As we wind down our shooting schedule and travel northward, we have realized that there is not a whole lot of excitement, change, or new material for the film. We have been on this road before and our vision now is to have another opportunity to film the condors in the Sierra San Pedro Martir. With so few animals in the wild and such a vast mountain range, we would be lucky to get footage of the largest flying bird in North America.
We arrived at the "lower lookout" point at about 2:30 in the afternoon. The pullout was empty and we sat perched on the outcropping of rocks for over an hour and all we saw were turkey vultures and ravens. It was hot and the breeze blowing up the canyon was even hotter. We were able to find many footprints of condors in the dirt around the garbage can in the pullout. Apparently they tend to congregate there because of the garbage. With our heads hung low we headed up the mountain to the park and our camp for the night.
At the park entrance we were able to meet and talk in more detail with Manuel (Park Ranger) and Felipe (Biologist and Park Ranger) about the condor program and how best to film them. Our plan was set and we felt we had a good chance to film the condor in the wild the following day.
April 20th ( to El Rosario)
It was a short drive to El Rosario where we ate a fantastic late breakfast at Mama Espinoza's. We secured a room for the night and went to work with the usual hotel chores (laundry, showers, charging electronics, and jumping onto the Internet, if available, to send data).
Punta Baja is a short 16-mile drive from town so we thought we would head out there and see what we could find. On the way, I stopped abruptly to watch a meter-long gopher snake cross the road. JT didn't see me in time and crashed. Thankfully, there was no damage to the bikes or to JT. He just tumbled over the handlebars and onto the soft dirt of the roadway.
While we were righting his bike, we were also attempting to wave the traffic away from the snake in the road. All said and done, JT did get some footage of the snake, but not until after it was run over once, then twice.

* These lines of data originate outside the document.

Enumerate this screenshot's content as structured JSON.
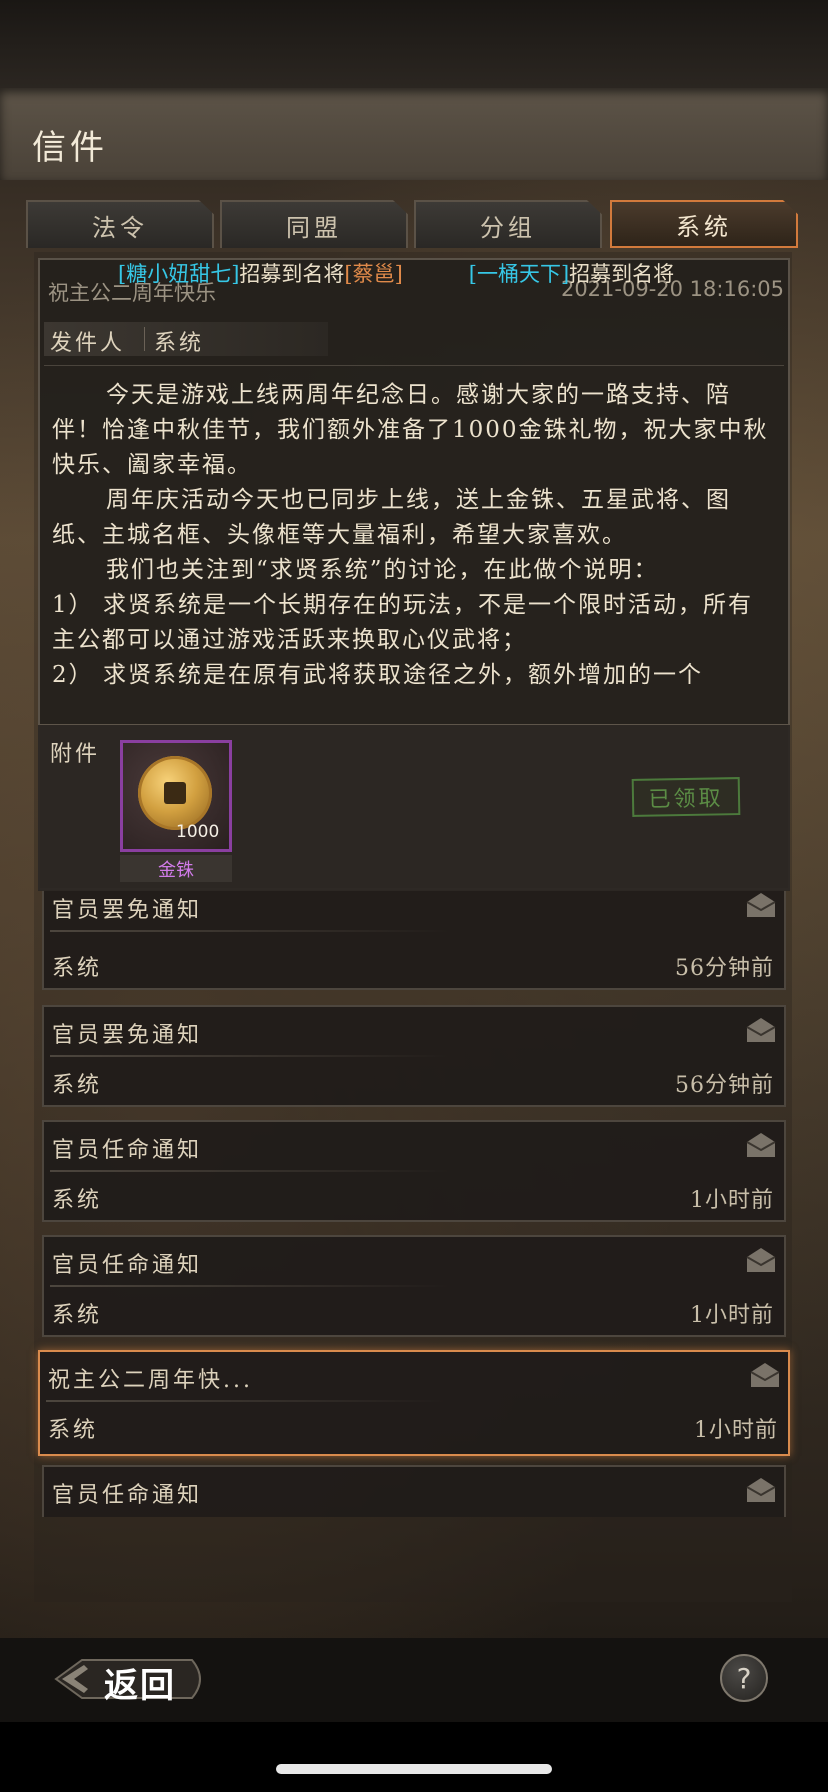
{
  "window": {
    "title": "信件"
  },
  "tabs": [
    {
      "label": "法令",
      "active": false
    },
    {
      "label": "同盟",
      "active": false
    },
    {
      "label": "分组",
      "active": false
    },
    {
      "label": "系统",
      "active": true
    }
  ],
  "ticker": {
    "msg1_player": "[糖小妞甜七]",
    "msg1_text": "招募到名将",
    "msg1_general": "[蔡邕]",
    "msg2_player": "[一桶天下]",
    "msg2_text": "招募到名将"
  },
  "detail": {
    "subject": "祝主公二周年快乐",
    "time": "2021-09-20 18:16:05",
    "sender_label": "发件人",
    "sender": "系统",
    "paragraphs": [
      "今天是游戏上线两周年纪念日。感谢大家的一路支持、陪伴！恰逢中秋佳节，我们额外准备了1000金铢礼物，祝大家中秋快乐、阖家幸福。",
      "周年庆活动今天也已同步上线，送上金铢、五星武将、图纸、主城名框、头像框等大量福利，希望大家喜欢。",
      "我们也关注到“求贤系统”的讨论，在此做个说明：",
      "1） 求贤系统是一个长期存在的玩法，不是一个限时活动，所有主公都可以通过游戏活跃来换取心仪武将；",
      "2） 求贤系统是在原有武将获取途径之外，额外增加的一个"
    ],
    "attachment_label": "附件",
    "attachment": {
      "name": "金铢",
      "count": "1000",
      "icon": "gold-coin-icon"
    },
    "claimed_label": "已领取"
  },
  "mail_list": [
    {
      "subject": "官员罢免通知",
      "sender": "系统",
      "time": "56分钟前",
      "read": true
    },
    {
      "subject": "官员罢免通知",
      "sender": "系统",
      "time": "56分钟前",
      "read": true
    },
    {
      "subject": "官员任命通知",
      "sender": "系统",
      "time": "1小时前",
      "read": true
    },
    {
      "subject": "官员任命通知",
      "sender": "系统",
      "time": "1小时前",
      "read": true
    },
    {
      "subject": "祝主公二周年快...",
      "sender": "系统",
      "time": "1小时前",
      "read": true,
      "selected": true
    },
    {
      "subject": "官员任命通知",
      "sender": "",
      "time": "",
      "read": true
    }
  ],
  "footer": {
    "back_label": "返回",
    "help_label": "?"
  },
  "colors": {
    "accent": "#d98b4d",
    "player_name": "#36c7e6",
    "general_name": "#e08a4a",
    "item_purple": "#d07be8",
    "claimed_green": "#5b8c45"
  }
}
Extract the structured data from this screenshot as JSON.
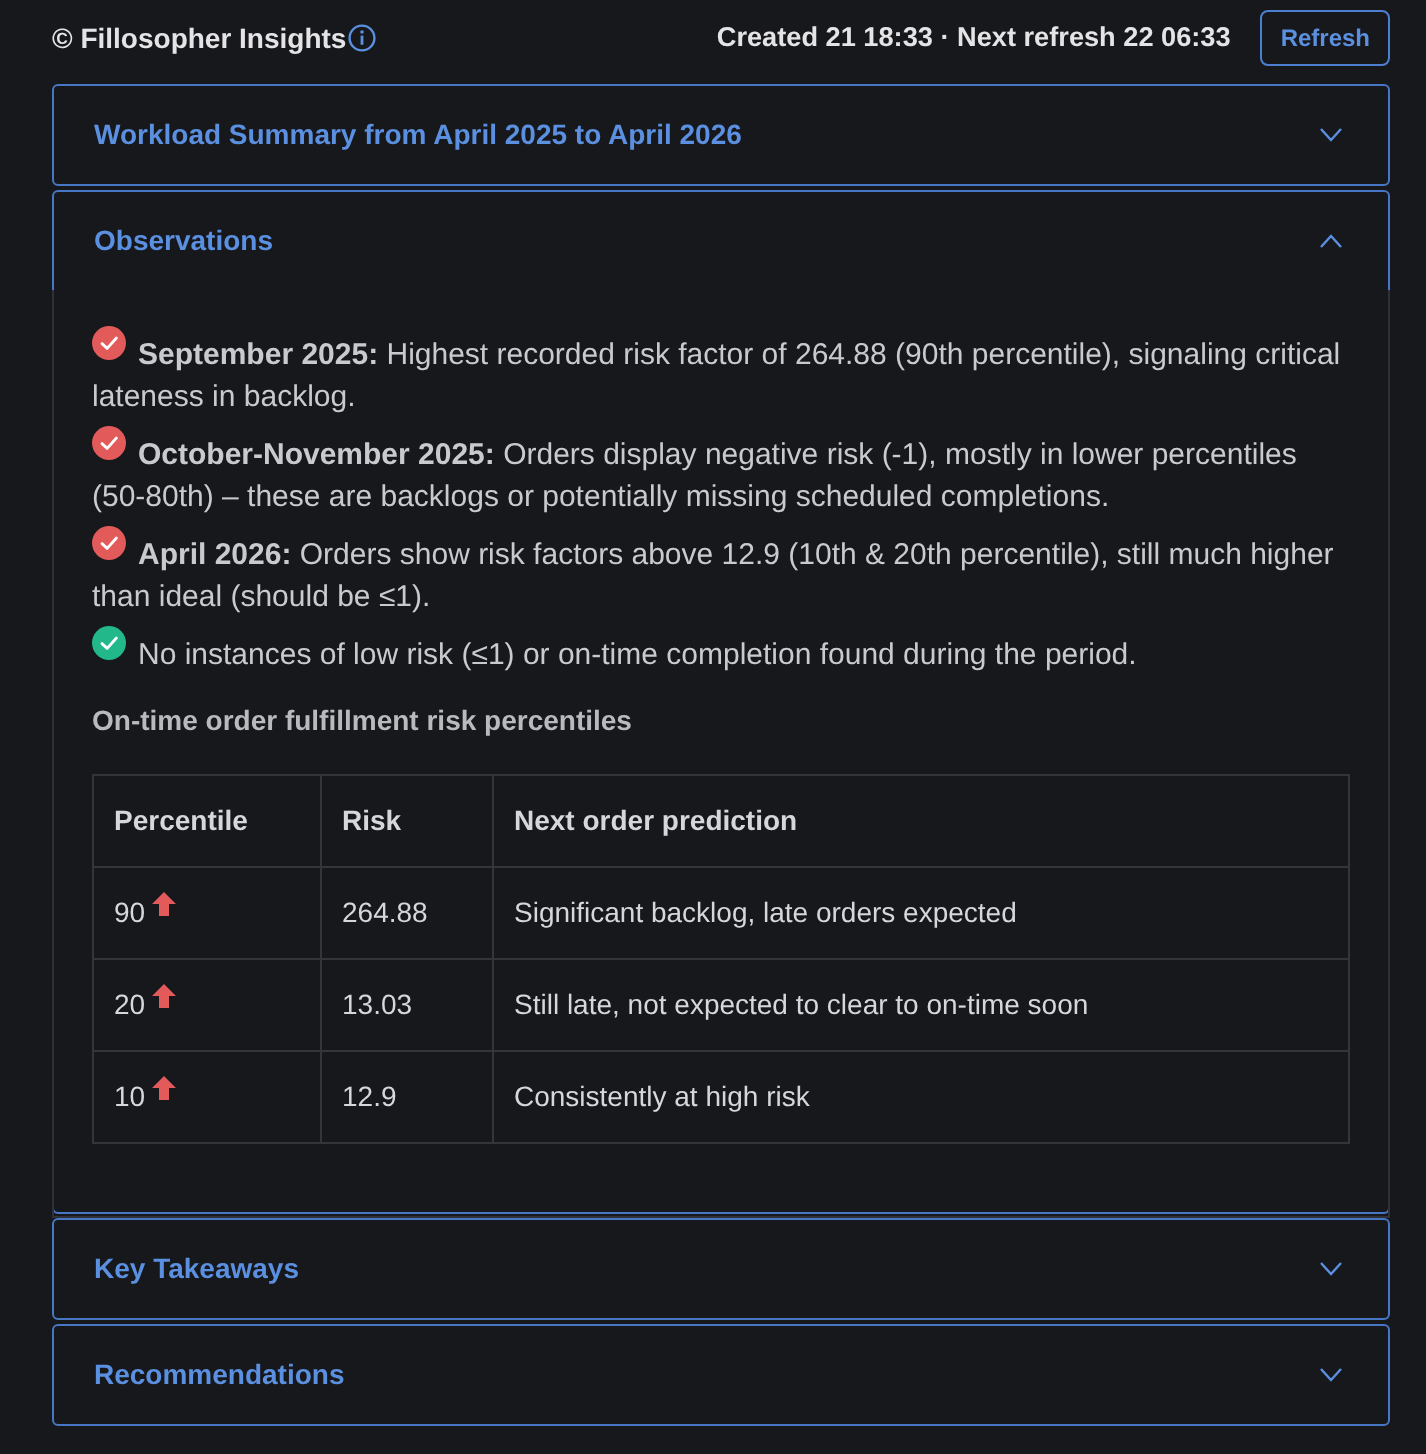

In total, four cars ran over the snake and no one really seemed to care.
April 19th (Guerrero Negro to a desert camp)
I had heard, some time ago, about an attempt to breed and set free the Baja Pronghorn Antelope. These majestic animals once roamed the peninsula in great numbers. By 1905, Nelson and Goldman were only able to find a few hoof prints, but no animals. We arrived at the facility unannounced and asked to film the animals. We were met with opposition, and insistence that protocols and permits were necessary and we were not allowed to film the animals. Disappointed, we took a few still photos and drove back out to the highway.
We were about 40 km from Punta Prieta when we passed a driver in a car heading south that frantically waved his arm and flashed his lights at us. We slowed as we rounded the curve and came face to face with a pickup truck in the ditch next to the road. Several passersby were helping the driver of the truck. His name was Neville and it appeared he had suffered a shoulder injury. I went into fireman mode while JT did his best to film the scene.
The police showed up shortly and went about trying to get all the information they needed for their reports and told me the ambulance was coming from Guerrero Negro and may take an hour. JT and I did our best to help Neville with gathering his stuff, making a list of valuable items, and securing his personal affects. He was very lucky that he was driving a newer Ford truck with airbags and was wearing his seatbelt. He said he swerved to avoid a pothole in the road!
With daylight slipping by, we found the perfect camp and quickly set about to stage our next shoot. Nelson documented how they would set up or take down their camp at night by setting fire to several dead yucca or agave plants. This would give them up to an hour worth of light. We recreated that very same situation with several dead agave plants. JT was pleased with the outcome. I, of course, was pleased to light something on fire!